### WHAT THE EXERCISE ASKS
Please print each record below exactly as it is written.

━━━ DATA IN THIS EXERCISE ━━━

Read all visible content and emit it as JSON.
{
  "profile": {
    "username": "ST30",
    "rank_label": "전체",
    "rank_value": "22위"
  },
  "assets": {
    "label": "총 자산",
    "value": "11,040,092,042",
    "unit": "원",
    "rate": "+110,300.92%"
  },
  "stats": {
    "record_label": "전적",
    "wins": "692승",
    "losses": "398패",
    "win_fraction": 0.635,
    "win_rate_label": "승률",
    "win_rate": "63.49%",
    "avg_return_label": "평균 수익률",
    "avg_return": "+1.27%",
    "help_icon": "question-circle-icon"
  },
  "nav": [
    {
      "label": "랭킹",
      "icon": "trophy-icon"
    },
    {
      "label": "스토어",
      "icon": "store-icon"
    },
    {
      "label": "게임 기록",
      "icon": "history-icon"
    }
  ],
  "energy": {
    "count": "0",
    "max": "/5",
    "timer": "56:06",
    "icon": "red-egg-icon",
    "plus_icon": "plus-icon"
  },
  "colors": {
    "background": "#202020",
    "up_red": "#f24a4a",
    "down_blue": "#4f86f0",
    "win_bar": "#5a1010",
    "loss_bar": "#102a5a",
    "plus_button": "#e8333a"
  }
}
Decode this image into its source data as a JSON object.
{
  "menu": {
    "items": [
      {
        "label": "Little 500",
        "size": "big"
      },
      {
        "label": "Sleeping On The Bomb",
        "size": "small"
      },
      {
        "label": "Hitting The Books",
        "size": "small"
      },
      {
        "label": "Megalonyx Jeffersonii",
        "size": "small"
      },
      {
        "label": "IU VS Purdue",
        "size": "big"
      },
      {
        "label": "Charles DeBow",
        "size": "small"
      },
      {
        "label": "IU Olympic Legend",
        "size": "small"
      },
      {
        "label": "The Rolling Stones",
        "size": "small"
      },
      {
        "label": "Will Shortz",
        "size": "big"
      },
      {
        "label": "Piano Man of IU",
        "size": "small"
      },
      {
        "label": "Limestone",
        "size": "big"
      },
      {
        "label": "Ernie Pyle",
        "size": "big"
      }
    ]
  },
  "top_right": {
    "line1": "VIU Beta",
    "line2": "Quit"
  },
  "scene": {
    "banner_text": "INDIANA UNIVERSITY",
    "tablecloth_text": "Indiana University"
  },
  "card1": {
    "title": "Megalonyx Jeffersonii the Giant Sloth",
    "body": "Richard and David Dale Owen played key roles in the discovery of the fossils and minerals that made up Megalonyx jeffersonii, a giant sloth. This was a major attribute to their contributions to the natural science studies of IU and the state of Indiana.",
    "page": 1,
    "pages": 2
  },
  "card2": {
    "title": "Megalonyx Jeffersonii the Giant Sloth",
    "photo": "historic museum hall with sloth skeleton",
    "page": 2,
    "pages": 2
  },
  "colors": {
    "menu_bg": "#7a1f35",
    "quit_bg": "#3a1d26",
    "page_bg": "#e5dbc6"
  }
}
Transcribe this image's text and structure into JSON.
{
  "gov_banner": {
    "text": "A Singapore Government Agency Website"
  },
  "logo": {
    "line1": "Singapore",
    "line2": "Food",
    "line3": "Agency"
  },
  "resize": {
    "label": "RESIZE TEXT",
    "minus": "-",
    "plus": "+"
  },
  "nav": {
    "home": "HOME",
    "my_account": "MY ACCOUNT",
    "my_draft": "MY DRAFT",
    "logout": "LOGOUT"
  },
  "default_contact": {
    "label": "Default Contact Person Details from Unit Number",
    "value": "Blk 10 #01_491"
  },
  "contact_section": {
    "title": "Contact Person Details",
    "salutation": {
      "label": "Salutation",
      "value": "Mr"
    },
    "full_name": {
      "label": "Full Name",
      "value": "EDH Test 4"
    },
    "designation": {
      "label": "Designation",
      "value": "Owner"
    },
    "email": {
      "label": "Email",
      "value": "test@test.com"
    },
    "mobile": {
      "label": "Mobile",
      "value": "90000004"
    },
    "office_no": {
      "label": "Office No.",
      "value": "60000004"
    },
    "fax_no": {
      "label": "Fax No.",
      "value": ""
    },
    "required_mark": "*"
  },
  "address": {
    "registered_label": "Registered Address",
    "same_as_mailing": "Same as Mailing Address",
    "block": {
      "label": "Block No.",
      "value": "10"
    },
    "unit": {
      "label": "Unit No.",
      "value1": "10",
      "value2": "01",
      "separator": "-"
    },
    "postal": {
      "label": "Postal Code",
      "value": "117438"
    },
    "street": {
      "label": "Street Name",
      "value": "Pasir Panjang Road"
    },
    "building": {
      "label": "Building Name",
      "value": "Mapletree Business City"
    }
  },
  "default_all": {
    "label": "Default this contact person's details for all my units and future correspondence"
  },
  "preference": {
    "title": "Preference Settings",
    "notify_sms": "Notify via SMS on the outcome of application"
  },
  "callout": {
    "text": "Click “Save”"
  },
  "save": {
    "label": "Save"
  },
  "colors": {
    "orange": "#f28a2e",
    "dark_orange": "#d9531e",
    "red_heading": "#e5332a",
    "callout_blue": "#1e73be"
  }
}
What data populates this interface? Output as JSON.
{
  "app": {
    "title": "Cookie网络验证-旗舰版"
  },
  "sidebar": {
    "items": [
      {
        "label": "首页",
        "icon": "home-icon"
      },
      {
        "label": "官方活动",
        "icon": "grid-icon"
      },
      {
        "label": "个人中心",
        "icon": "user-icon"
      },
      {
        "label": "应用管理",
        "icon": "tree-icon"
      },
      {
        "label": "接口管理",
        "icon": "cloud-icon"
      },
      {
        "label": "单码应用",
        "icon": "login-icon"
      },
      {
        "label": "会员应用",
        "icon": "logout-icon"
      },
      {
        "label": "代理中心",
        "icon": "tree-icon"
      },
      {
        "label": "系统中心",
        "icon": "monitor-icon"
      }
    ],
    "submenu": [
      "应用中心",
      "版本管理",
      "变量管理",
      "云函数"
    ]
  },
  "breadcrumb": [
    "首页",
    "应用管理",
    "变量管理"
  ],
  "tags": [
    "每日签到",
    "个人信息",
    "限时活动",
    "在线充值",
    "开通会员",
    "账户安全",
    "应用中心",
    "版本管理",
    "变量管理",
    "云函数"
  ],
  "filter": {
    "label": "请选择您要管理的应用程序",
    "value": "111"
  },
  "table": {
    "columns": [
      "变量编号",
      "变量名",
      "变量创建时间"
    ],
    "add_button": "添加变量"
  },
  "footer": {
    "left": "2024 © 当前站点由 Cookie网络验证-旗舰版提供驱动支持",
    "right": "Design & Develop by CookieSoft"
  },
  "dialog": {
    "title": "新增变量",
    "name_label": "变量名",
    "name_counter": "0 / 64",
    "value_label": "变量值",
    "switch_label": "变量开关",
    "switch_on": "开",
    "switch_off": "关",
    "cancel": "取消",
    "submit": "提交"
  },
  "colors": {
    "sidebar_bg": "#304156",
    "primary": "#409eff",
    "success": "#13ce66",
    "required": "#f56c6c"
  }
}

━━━

### TASK RESULT
Read all visible content and emit it as JSON.
{
  "profile": {
    "username": "ST30",
    "rank_label": "전체",
    "rank_value": "22위"
  },
  "assets": {
    "label": "총 자산",
    "value": "11,040,092,042",
    "unit": "원",
    "rate": "+110,300.92%"
  },
  "stats": {
    "record_label": "전적",
    "wins": "692승",
    "losses": "398패",
    "win_fraction": 0.635,
    "win_rate_label": "승률",
    "win_rate": "63.49%",
    "avg_return_label": "평균 수익률",
    "avg_return": "+1.27%",
    "help_icon": "question-circle-icon"
  },
  "nav": [
    {
      "label": "랭킹",
      "icon": "trophy-icon"
    },
    {
      "label": "스토어",
      "icon": "store-icon"
    },
    {
      "label": "게임 기록",
      "icon": "history-icon"
    }
  ],
  "energy": {
    "count": "0",
    "max": "/5",
    "timer": "56:06",
    "icon": "red-egg-icon",
    "plus_icon": "plus-icon"
  },
  "colors": {
    "background": "#202020",
    "up_red": "#f24a4a",
    "down_blue": "#4f86f0",
    "win_bar": "#5a1010",
    "loss_bar": "#102a5a",
    "plus_button": "#e8333a"
  }
}
Decode this image into its source data as a JSON object.
{
  "menu": {
    "items": [
      {
        "label": "Little 500",
        "size": "big"
      },
      {
        "label": "Sleeping On The Bomb",
        "size": "small"
      },
      {
        "label": "Hitting The Books",
        "size": "small"
      },
      {
        "label": "Megalonyx Jeffersonii",
        "size": "small"
      },
      {
        "label": "IU VS Purdue",
        "size": "big"
      },
      {
        "label": "Charles DeBow",
        "size": "small"
      },
      {
        "label": "IU Olympic Legend",
        "size": "small"
      },
      {
        "label": "The Rolling Stones",
        "size": "small"
      },
      {
        "label": "Will Shortz",
        "size": "big"
      },
      {
        "label": "Piano Man of IU",
        "size": "small"
      },
      {
        "label": "Limestone",
        "size": "big"
      },
      {
        "label": "Ernie Pyle",
        "size": "big"
      }
    ]
  },
  "top_right": {
    "line1": "VIU Beta",
    "line2": "Quit"
  },
  "scene": {
    "banner_text": "INDIANA UNIVERSITY",
    "tablecloth_text": "Indiana University"
  },
  "card1": {
    "title": "Megalonyx Jeffersonii the Giant Sloth",
    "body": "Richard and David Dale Owen played key roles in the discovery of the fossils and minerals that made up Megalonyx jeffersonii, a giant sloth. This was a major attribute to their contributions to the natural science studies of IU and the state of Indiana.",
    "page": 1,
    "pages": 2
  },
  "card2": {
    "title": "Megalonyx Jeffersonii the Giant Sloth",
    "photo": "historic museum hall with sloth skeleton",
    "page": 2,
    "pages": 2
  },
  "colors": {
    "menu_bg": "#7a1f35",
    "quit_bg": "#3a1d26",
    "page_bg": "#e5dbc6"
  }
}
Transcribe this image's text and structure into JSON.
{
  "gov_banner": {
    "text": "A Singapore Government Agency Website"
  },
  "logo": {
    "line1": "Singapore",
    "line2": "Food",
    "line3": "Agency"
  },
  "resize": {
    "label": "RESIZE TEXT",
    "minus": "-",
    "plus": "+"
  },
  "nav": {
    "home": "HOME",
    "my_account": "MY ACCOUNT",
    "my_draft": "MY DRAFT",
    "logout": "LOGOUT"
  },
  "default_contact": {
    "label": "Default Contact Person Details from Unit Number",
    "value": "Blk 10 #01_491"
  },
  "contact_section": {
    "title": "Contact Person Details",
    "salutation": {
      "label": "Salutation",
      "value": "Mr"
    },
    "full_name": {
      "label": "Full Name",
      "value": "EDH Test 4"
    },
    "designation": {
      "label": "Designation",
      "value": "Owner"
    },
    "email": {
      "label": "Email",
      "value": "test@test.com"
    },
    "mobile": {
      "label": "Mobile",
      "value": "90000004"
    },
    "office_no": {
      "label": "Office No.",
      "value": "60000004"
    },
    "fax_no": {
      "label": "Fax No.",
      "value": ""
    },
    "required_mark": "*"
  },
  "address": {
    "registered_label": "Registered Address",
    "same_as_mailing": "Same as Mailing Address",
    "block": {
      "label": "Block No.",
      "value": "10"
    },
    "unit": {
      "label": "Unit No.",
      "value1": "10",
      "value2": "01",
      "separator": "-"
    },
    "postal": {
      "label": "Postal Code",
      "value": "117438"
    },
    "street": {
      "label": "Street Name",
      "value": "Pasir Panjang Road"
    },
    "building": {
      "label": "Building Name",
      "value": "Mapletree Business City"
    }
  },
  "default_all": {
    "label": "Default this contact person's details for all my units and future correspondence"
  },
  "preference": {
    "title": "Preference Settings",
    "notify_sms": "Notify via SMS on the outcome of application"
  },
  "callout": {
    "text": "Click “Save”"
  },
  "save": {
    "label": "Save"
  },
  "colors": {
    "orange": "#f28a2e",
    "dark_orange": "#d9531e",
    "red_heading": "#e5332a",
    "callout_blue": "#1e73be"
  }
}
What data populates this interface? Output as JSON.
{
  "app": {
    "title": "Cookie网络验证-旗舰版"
  },
  "sidebar": {
    "items": [
      {
        "label": "首页",
        "icon": "home-icon"
      },
      {
        "label": "官方活动",
        "icon": "grid-icon"
      },
      {
        "label": "个人中心",
        "icon": "user-icon"
      },
      {
        "label": "应用管理",
        "icon": "tree-icon"
      },
      {
        "label": "接口管理",
        "icon": "cloud-icon"
      },
      {
        "label": "单码应用",
        "icon": "login-icon"
      },
      {
        "label": "会员应用",
        "icon": "logout-icon"
      },
      {
        "label": "代理中心",
        "icon": "tree-icon"
      },
      {
        "label": "系统中心",
        "icon": "monitor-icon"
      }
    ],
    "submenu": [
      "应用中心",
      "版本管理",
      "变量管理",
      "云函数"
    ]
  },
  "breadcrumb": [
    "首页",
    "应用管理",
    "变量管理"
  ],
  "tags": [
    "每日签到",
    "个人信息",
    "限时活动",
    "在线充值",
    "开通会员",
    "账户安全",
    "应用中心",
    "版本管理",
    "变量管理",
    "云函数"
  ],
  "filter": {
    "label": "请选择您要管理的应用程序",
    "value": "111"
  },
  "table": {
    "columns": [
      "变量编号",
      "变量名",
      "变量创建时间"
    ],
    "add_button": "添加变量"
  },
  "footer": {
    "left": "2024 © 当前站点由 Cookie网络验证-旗舰版提供驱动支持",
    "right": "Design & Develop by CookieSoft"
  },
  "dialog": {
    "title": "新增变量",
    "name_label": "变量名",
    "name_counter": "0 / 64",
    "value_label": "变量值",
    "switch_label": "变量开关",
    "switch_on": "开",
    "switch_off": "关",
    "cancel": "取消",
    "submit": "提交"
  },
  "colors": {
    "sidebar_bg": "#304156",
    "primary": "#409eff",
    "success": "#13ce66",
    "required": "#f56c6c"
  }
}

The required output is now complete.